From Kaiser Permanente Bernard J. Tyson School of Medicine:

Putting Pride in Focus

KPSOM takes part in monthlong celebrations recognizing LGBTQ+ community

July 01, 2022

Photo illustration of Pride flag

Throughout June, Kaiser Permanente Bernard J. Tyson School of Medicine students, faculty, staff, and leadership recognized Pride Month by participating in events and activities that brought together members of the LGBTQ+ community and allies to inform, entertain, and celebrate.

  • On June 6, KPSOM MedPride held its Pride Month opening celebration and lunch. The special event, for the entire school community, featured remarks from Vivienne Hau, an admissions interviewer and Ophthalmology Student Interest Group Co-Advisor. Attendees took part in quilt-making, a photo booth, and music by queer artists on the rooftop of the Medical Education Building.
  • The 2022 KPSOM Pride Month 5K Charity Run/Walk, sponsored by the MedPride Student Affinity Group and the Student Well-Being Committee,  was held on Saturday, June 11 at the Rose Bowl in Pasadena, and was open to all KPSOM community members. Instead of paying registration fees, participants were encouraged to make donations to local non-profit organizations supporting LGBTQ+ communities in the greater Los Angeles area, with the goal of raising $5,000 in donations.
  • Founding Dean and CEO Mark A. Schuster, MD, PhD, advocated for an end to the FDA’s longstanding policy banning gay men from donating blood in an editorial published in USA Today  on June 13, and marking World Blood Donor Day on June 14. A pediatrician and father of two, Schuster shared his personal story of how he and his husband were unable to provide a blood transfusion for their child due to the discriminatory policy. “It wasn’t because we didn’t have the right blood type, but because of the type of people we are: gay men,” Schuster wrote.

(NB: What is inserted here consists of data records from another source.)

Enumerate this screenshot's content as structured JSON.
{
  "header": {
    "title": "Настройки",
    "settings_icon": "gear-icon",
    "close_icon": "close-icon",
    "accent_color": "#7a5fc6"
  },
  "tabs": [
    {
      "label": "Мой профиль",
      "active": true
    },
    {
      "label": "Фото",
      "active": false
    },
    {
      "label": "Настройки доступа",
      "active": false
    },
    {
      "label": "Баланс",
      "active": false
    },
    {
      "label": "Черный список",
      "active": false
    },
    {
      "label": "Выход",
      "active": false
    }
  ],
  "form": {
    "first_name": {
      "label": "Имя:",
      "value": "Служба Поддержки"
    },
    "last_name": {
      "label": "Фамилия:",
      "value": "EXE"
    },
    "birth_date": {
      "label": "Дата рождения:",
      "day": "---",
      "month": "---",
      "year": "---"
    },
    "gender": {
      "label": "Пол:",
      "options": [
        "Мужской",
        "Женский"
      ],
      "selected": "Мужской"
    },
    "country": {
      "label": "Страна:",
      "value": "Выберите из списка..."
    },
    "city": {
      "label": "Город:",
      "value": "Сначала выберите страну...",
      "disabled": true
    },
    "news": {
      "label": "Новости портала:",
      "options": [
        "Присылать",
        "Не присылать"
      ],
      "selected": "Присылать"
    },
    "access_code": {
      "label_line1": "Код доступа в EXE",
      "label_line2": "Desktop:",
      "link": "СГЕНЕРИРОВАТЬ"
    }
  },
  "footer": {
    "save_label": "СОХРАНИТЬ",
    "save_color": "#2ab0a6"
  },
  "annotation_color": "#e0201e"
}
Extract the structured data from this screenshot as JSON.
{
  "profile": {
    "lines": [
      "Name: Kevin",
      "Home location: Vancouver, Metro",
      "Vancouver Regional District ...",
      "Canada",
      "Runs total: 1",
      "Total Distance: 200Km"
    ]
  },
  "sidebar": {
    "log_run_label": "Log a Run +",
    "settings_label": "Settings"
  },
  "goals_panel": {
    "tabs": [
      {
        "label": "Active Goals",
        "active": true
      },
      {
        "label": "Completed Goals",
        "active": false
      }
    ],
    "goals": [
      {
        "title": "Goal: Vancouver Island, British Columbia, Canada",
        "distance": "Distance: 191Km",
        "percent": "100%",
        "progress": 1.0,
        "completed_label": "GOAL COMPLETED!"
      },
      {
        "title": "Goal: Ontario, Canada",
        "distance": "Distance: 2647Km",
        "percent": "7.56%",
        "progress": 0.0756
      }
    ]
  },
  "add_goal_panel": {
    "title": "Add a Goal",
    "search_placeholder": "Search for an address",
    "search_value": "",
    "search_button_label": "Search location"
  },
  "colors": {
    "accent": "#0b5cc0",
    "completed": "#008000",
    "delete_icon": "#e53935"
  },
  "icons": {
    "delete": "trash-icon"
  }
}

He urged the FDA to remove the ban as the nation experiences the worst blood shortage in more than a decade, and to follow science-based reforms that allow more people to safely donate to the blood supply.
  • The Dean also used his biweekly schoolwide emails in June to promote The Outlist, a KPSOM tool that provides visibility to LGBTQ+ members of the school community; to share a New York Times article  on John Fryer, a psychiatrist whose masked speech as “Dr. Henry Anonymous” at the 1972 American Psychiatric Association convention paved the way for homosexuality to be removed from the list of mental disorders; and to recommend the Netflix series Heartstopper , which follows the relationship between a pair of teen boys, and features storylines related to intersectionality, being a transgender woman, and being a lesbian couple in high school, and also intense topics like bullying, homophobia, and coming out.
  • On the evening of June 24, MedPride hosted its QT Coffeehouse Open Mic Night at the Medical Education Building. Attendees shared poetry, music, and community.
  • The KPSOM Speaker Series welcomed Craig Thompson, CEO of APLA Health, for a presentation co-sponsored by MedPride and the LGBTQ faculty and staff affinity group, along with the Office of Academic and Community Affairs, on June 27. Thompson’s talk included an overview of the history of the AIDS epidemic and homophobia in medicine.